VARIOUS bird species are protected in the Solomon Islands, and one of them is the Mendana Fowl, which is only found in Santa Cruz Islands, Temotu province.
This fowl was thought to have come to the Santa Cruz Islands in the eastern remote province of the country in the 1500 century. However, it’s been suggested that this rare species was brought into Santa Cruz Islands by the world’s famous Spanish explorer, Alvaro de Mendana.
The Mendana fowl is said to have roamed freely and is hunted by the natives of the island for its meat and economic value. The protected fowl species are spotted with orange, brown, red, gold, grey, white, and olive on their feathers.
Senior Livestock officer from the Ministry of Agriculture and Livestock, Erol Harley told ENVIRONMENT MEDIA that even though it is not a native species these wildfowl have been placed on the protected species list of the Solomon Islands Government Wildlife Act as Prohibited Exports.
“Ongoing research into the background of these fowl will also contribute to the re-education of the people away from hunting the jungle fowl for food and sport, to conservation.
Harley said that the establishment of captive breeding herds and establishing those herds across a wide area of the country will help conserve them for future generations.
“Cross-breeding with domestic chickens to develop better village chickens will also provide a good substitute for the Mendana fowl and other wildlife which is currently used as a traditional food by the people,’’ the Senior Livestock officer said.

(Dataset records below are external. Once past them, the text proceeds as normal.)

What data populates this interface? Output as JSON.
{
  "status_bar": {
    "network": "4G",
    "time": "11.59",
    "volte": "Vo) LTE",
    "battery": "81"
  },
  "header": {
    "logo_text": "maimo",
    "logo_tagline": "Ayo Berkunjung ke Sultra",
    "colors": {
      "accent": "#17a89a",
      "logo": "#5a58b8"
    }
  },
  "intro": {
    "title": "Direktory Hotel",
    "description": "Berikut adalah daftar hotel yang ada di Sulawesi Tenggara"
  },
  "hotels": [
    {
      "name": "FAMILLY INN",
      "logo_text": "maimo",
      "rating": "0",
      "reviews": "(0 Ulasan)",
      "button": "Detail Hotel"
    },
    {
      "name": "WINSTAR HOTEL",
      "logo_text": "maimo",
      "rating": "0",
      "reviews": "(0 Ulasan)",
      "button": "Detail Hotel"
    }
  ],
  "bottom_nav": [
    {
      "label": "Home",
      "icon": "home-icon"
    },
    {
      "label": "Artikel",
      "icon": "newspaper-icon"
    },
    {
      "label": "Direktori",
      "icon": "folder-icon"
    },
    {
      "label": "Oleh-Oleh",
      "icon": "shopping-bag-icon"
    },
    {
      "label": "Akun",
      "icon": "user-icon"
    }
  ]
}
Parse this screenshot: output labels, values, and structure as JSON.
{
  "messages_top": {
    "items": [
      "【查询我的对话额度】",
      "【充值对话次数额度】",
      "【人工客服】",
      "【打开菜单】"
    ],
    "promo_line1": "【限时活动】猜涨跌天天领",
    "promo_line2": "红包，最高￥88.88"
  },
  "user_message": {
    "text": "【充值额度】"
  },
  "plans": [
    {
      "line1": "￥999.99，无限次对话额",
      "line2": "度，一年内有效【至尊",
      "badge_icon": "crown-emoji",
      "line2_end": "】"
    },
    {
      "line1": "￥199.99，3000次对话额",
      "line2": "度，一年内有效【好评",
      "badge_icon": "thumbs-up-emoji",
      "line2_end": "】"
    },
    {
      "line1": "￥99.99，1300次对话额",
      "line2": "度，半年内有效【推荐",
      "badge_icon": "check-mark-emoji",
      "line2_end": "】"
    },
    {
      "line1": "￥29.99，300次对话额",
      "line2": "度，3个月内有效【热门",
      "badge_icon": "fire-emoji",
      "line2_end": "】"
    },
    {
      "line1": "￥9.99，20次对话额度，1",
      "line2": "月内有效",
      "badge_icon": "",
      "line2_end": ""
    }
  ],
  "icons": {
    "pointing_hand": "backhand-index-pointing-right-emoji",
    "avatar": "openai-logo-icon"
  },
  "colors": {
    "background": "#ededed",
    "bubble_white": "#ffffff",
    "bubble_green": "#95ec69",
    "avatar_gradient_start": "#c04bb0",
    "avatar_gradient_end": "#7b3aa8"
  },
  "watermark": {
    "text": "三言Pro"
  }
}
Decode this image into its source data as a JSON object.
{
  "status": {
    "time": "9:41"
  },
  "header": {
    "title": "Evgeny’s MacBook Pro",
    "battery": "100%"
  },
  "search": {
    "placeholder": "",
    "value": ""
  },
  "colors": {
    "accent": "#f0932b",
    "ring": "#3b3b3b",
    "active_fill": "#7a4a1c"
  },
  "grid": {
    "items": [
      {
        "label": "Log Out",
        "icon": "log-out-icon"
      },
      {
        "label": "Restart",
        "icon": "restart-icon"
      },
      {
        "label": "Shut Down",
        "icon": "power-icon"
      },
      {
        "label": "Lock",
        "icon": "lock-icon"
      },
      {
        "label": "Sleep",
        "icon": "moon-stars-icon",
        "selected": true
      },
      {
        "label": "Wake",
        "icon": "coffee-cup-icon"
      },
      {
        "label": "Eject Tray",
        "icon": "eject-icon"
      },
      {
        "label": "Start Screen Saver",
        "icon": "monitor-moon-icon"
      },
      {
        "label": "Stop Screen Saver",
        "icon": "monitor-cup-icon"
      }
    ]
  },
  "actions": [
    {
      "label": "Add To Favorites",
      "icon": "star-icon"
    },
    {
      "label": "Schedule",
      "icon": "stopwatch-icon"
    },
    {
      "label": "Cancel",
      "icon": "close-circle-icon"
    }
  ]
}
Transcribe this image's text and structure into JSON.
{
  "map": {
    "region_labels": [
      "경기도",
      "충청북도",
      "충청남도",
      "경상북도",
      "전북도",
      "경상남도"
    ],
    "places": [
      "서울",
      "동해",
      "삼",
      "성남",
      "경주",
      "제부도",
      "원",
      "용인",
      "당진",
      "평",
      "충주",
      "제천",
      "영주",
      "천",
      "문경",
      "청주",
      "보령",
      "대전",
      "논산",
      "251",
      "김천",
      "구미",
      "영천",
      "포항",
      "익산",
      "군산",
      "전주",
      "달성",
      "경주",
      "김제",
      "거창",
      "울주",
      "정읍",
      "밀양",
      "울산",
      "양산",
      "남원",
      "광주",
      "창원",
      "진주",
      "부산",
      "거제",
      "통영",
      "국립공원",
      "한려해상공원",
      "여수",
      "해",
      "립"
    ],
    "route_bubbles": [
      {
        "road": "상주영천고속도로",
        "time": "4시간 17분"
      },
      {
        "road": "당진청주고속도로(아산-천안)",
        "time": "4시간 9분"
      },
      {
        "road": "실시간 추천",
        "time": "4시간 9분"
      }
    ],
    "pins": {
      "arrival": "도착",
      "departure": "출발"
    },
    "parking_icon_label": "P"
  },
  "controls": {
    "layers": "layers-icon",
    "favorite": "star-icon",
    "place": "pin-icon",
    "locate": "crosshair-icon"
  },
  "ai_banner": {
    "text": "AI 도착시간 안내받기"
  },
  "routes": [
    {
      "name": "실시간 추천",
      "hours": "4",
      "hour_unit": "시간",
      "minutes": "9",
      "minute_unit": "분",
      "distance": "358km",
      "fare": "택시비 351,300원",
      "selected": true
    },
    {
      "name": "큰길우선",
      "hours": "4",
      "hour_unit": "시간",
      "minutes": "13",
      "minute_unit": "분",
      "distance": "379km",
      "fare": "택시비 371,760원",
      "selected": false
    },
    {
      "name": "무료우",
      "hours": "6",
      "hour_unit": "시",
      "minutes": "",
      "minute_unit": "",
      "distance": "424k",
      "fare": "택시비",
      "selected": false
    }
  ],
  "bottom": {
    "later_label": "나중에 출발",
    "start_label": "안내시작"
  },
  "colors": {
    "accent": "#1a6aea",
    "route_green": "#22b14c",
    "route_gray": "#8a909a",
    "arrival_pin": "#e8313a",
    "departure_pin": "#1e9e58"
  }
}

He said that the fowl was given the name Mendana by the natives of Santa Cruz Islands because they believe the Spanish explorer brought it there when he first discovered the islands.
“It is one of their main source of protein food supplement the Spanish sailors have on-board during their long voyages around the world,” Harley said.
He said the tail of the male roosters can grow up to 28 centimeters to 11 inches, and the whole bird may be as long as 70 centimeters to 28 inches.
“When compared to the more familiar domestic fowls (chickens) in the country, the Mendana fowl has a much smaller body mass around 1 kg in females and 1.5 kg in males and is brighter in coloring.
“The male Mendana fowl are significantly larger than females and have brightly colored decorative feathers,’’ he said.
Harley said they breed during the dry part of the year.
“During the laying period, the females lay an egg every day. Eggs take 21 days to develop. Chicks are cared for in about 4 to 5 weeks. Sexual maturity is reached at 5 months, with females taking slightly longer than males to reach maturity.
He said that it is a long-standing tradition amongst the people of Santa Cruz to hunt and trap the Mendana fowl each year.
“The Mendana fowl normally appear from the jungle at daybreak (dawn) to feed on peoples food gardens, where they stay on the trees and feed on peoples’ food gardens.
“The village hunters ensure they arrive before daylight, with a large net and a bait rooster tied by a string underneath. Once the Mendana fowl engages with the bait rooster in defense of his territory, the net is dropped on the pair and the wild fowl is secured,’’ Harley said.